David Greene, co-host of NPR's Morning Edition, was in town last month to help KCUR with our first annual benefit event, RadioActive. He was here for just over 24 hours, and in that time managed to sit for a Q&A with KCUR staff, appear on Up To Date with Steve Kraske, give the keynote speech at RadioActive, meet with some of KCUR's Generation Listen KC leaders, and pose for more selfies than we can count (including one with yours truly!).
If you're anything like us, you spend a lot of time with David Greene each week, so we thought it only right that we share with you a few things we learned about him during his visit:

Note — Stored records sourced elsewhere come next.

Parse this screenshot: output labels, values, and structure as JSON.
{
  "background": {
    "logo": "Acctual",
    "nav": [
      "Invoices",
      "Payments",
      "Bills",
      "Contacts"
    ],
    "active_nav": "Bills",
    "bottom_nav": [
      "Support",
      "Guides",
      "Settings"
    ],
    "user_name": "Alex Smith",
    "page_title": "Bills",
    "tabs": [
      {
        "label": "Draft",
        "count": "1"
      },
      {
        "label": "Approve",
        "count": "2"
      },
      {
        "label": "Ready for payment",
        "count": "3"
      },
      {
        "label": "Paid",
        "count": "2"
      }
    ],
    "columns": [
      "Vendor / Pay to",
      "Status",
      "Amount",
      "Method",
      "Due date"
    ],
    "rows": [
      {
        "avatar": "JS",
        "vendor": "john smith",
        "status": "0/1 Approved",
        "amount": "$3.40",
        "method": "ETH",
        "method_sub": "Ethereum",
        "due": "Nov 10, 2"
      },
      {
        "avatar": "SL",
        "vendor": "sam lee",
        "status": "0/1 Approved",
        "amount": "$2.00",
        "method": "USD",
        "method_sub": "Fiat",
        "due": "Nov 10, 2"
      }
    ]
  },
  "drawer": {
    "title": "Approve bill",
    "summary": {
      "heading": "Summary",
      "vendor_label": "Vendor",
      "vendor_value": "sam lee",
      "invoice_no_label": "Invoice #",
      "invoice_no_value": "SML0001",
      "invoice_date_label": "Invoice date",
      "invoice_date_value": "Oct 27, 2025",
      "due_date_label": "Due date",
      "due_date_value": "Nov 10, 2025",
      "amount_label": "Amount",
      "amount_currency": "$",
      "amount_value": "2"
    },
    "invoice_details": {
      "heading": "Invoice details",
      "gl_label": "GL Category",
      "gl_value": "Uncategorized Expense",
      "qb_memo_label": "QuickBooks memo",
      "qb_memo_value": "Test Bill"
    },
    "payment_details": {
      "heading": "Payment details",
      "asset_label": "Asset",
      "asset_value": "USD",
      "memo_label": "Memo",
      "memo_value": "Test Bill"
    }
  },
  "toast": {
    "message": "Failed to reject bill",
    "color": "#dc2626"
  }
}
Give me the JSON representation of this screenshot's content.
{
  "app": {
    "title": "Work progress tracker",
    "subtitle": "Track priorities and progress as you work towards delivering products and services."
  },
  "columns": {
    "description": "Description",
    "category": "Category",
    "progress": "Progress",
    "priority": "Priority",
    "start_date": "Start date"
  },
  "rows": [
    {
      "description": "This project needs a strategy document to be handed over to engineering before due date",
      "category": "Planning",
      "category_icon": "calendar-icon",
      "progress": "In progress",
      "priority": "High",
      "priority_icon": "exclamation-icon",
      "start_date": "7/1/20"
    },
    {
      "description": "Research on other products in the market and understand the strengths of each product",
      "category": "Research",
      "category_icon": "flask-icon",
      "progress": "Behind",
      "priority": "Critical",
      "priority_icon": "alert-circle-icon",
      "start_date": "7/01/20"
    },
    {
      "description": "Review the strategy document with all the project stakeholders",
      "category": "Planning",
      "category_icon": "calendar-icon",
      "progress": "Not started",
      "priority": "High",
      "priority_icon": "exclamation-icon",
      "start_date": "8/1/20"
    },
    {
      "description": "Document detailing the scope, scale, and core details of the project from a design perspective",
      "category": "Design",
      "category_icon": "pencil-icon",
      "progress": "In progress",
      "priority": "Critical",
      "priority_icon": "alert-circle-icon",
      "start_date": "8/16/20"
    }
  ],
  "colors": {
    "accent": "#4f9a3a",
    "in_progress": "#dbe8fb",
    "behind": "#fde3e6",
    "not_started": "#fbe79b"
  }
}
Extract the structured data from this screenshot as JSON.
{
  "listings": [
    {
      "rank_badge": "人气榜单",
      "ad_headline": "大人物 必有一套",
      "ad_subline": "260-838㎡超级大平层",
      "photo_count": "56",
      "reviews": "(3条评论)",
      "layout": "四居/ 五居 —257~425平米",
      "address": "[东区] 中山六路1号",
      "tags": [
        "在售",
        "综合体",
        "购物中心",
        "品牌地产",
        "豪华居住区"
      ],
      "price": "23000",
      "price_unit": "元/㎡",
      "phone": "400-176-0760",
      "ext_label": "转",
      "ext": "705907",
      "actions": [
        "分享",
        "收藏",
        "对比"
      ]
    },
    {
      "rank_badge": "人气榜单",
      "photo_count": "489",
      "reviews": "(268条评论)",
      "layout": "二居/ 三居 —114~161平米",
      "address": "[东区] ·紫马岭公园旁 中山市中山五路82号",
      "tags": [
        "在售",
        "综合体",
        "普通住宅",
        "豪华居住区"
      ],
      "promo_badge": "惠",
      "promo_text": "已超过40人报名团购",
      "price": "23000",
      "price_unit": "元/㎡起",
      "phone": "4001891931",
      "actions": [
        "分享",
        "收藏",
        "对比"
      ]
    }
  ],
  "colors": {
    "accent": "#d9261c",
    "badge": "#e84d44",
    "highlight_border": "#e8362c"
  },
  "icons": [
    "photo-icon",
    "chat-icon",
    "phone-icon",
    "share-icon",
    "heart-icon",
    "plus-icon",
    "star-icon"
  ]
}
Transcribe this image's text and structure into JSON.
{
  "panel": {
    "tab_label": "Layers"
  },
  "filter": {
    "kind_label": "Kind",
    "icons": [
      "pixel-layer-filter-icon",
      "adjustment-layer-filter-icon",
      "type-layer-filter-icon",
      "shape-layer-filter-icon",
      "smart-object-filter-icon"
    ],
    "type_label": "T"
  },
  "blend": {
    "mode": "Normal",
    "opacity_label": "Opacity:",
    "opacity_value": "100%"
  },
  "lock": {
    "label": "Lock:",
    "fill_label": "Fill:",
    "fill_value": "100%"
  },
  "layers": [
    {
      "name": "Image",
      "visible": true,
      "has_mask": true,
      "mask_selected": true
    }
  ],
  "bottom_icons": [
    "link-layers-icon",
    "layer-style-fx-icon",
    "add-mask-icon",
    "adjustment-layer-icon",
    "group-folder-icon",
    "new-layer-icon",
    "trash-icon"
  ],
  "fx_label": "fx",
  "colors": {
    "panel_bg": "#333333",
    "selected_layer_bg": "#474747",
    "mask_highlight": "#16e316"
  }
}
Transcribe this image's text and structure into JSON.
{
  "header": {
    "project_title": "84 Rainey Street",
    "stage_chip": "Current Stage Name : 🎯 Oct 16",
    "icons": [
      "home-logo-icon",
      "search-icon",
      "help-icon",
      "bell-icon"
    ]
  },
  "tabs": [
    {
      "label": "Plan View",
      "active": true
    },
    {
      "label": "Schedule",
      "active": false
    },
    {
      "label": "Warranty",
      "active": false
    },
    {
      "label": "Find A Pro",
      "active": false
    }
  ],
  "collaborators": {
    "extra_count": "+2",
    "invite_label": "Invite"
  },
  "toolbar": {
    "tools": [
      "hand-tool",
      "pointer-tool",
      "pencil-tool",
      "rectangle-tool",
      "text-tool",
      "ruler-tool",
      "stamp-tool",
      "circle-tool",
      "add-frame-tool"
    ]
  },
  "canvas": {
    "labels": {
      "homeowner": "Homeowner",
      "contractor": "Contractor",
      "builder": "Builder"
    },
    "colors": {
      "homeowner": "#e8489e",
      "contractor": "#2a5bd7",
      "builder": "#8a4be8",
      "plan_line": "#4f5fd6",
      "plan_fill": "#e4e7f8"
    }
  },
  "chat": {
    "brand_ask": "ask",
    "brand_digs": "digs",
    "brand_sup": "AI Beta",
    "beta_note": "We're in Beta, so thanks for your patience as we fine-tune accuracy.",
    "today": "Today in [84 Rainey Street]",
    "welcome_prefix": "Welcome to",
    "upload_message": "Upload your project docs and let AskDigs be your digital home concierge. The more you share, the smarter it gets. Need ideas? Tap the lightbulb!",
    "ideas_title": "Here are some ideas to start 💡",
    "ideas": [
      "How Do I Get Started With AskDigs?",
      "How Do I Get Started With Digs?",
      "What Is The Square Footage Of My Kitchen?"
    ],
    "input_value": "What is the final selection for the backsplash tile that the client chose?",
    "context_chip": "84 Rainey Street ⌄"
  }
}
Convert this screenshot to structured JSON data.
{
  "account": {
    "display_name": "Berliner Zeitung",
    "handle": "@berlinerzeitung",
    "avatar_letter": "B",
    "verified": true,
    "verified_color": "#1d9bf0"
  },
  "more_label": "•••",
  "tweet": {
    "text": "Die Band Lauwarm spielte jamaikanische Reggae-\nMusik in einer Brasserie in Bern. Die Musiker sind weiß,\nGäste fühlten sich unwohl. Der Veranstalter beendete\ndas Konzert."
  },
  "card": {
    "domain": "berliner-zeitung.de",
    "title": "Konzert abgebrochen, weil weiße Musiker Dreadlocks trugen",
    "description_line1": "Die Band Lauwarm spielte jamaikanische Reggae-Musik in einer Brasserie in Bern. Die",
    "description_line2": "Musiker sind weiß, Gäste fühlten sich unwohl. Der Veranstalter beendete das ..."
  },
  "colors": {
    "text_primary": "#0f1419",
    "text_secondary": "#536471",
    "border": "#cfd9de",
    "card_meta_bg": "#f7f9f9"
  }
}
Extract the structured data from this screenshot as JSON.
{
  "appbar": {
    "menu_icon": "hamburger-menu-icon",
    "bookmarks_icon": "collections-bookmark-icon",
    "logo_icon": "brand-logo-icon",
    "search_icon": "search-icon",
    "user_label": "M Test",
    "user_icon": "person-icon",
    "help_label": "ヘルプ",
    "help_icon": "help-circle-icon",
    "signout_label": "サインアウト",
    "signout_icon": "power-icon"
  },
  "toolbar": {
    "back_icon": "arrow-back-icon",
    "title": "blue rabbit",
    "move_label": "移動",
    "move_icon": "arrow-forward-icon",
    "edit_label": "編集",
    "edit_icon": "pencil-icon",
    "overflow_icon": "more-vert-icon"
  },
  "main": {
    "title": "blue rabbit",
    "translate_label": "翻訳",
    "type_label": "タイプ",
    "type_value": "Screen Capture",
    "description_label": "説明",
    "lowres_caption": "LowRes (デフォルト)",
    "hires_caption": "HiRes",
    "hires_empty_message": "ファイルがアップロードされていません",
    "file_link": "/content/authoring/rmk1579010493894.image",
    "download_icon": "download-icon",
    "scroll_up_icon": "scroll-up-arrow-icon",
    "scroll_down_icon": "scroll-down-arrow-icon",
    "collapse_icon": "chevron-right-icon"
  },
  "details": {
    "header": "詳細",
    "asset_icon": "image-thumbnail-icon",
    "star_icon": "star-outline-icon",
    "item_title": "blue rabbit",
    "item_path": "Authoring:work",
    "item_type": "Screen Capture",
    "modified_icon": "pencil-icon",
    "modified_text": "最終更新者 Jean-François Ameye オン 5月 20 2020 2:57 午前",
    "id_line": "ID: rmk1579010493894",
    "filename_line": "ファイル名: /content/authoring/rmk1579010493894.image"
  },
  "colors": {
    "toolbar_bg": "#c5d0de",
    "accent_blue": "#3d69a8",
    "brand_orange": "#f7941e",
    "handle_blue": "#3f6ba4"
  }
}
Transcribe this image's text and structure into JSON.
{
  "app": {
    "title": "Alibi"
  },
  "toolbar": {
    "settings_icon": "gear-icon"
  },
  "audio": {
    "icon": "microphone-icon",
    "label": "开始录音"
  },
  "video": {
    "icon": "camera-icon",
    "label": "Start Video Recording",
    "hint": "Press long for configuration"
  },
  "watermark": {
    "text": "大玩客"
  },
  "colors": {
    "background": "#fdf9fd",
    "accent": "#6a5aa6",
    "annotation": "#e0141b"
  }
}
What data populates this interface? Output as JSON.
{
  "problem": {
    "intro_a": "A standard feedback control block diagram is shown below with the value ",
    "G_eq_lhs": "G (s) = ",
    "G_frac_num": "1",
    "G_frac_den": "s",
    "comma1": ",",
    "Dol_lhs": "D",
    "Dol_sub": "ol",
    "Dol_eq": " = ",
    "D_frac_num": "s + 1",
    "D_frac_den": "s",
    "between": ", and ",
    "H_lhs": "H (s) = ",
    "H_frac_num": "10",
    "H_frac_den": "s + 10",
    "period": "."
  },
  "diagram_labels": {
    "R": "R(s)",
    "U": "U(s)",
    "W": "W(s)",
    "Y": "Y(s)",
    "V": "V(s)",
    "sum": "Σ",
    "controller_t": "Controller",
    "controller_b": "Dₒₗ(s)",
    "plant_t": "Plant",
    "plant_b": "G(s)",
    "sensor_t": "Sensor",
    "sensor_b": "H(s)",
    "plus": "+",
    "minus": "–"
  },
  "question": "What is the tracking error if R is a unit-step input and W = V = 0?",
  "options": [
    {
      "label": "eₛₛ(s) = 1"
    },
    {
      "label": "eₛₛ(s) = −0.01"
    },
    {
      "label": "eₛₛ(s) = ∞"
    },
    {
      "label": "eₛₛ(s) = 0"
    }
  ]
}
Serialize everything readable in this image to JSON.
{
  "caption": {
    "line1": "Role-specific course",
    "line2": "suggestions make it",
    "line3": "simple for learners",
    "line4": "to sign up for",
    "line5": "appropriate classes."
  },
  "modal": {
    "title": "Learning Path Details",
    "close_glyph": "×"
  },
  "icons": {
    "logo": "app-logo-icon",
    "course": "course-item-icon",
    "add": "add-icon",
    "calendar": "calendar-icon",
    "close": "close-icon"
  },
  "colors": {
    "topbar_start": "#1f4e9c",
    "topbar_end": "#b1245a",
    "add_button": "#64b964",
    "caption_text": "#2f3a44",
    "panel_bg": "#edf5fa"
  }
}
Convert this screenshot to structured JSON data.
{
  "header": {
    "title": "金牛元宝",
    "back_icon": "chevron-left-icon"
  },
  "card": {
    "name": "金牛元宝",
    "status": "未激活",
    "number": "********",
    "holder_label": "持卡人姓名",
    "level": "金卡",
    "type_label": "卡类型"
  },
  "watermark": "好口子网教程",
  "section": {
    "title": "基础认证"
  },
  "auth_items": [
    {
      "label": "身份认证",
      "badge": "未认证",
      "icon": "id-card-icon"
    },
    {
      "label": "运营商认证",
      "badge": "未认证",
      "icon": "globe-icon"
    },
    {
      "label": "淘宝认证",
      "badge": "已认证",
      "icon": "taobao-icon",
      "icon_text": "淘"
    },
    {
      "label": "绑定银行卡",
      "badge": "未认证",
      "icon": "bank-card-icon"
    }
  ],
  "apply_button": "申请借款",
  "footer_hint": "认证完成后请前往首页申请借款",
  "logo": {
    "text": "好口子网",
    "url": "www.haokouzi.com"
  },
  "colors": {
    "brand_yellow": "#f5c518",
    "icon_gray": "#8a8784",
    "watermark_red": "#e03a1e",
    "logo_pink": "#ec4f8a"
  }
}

- He starts his day early, about 2:30 a.m. It's so early that his wife is often not home from work when he leaves to catch a cab taking him to NPR headquarters to host Morning Edition.
- Greene's wife runs her own bar/restaurant in the U Street/Cardoza neighborhood of Washington, D.C. (hence, the late nights). Named after her, it's called Compass Rose and serves "international street food-inspired" fare.
- He fuels his early mornings on eggs in a mug, cooked in the microwave.
- David said this report from our own Frank Morris made him feel transported to Ferguson, Missouri, and the protests there. Greene quoted this opening line as an example of the power of great radio journalism: "Last night at 11, you could play kick-the-can with smoke and tear-gas canisters right in the middle of the busiest protest street in Ferguson."
- Greene's mother "believed that everyone had a story to tell." His mother died suddenly while he was on Air Force One, returning from a trip to New Orleans post-Katrina. He learned of her death when the plane landed. Of his mother, Greene told Steve Kraske, Greene knew he had to go back and listen to Ethel Williams, the woman President Bush and the press corps met that day, to honor his mother.
We promised five things, but here's one more: Just a few days before David Greene came to Kansas City, his friend, NPR photojounalist David Gilkey, was killed in Afghanistan along with NPR's Afghan interpreter and fellow journalist Zabihullah Tamanna.
Greene and Gilkey had worked together on many stories over the years and around the globe, including a trip to Kansas City in 2008. On that visit, they spoke with Dawn Mosley as part of their series "Take Me To Your Leader: The Road Trip." Remembering Gilkey's portrait of Mosley, Greene said, "that image told her story better than anything I did that day."
Kathleen Connaghan-Gross is a membership coordinator for KCUR 89.3.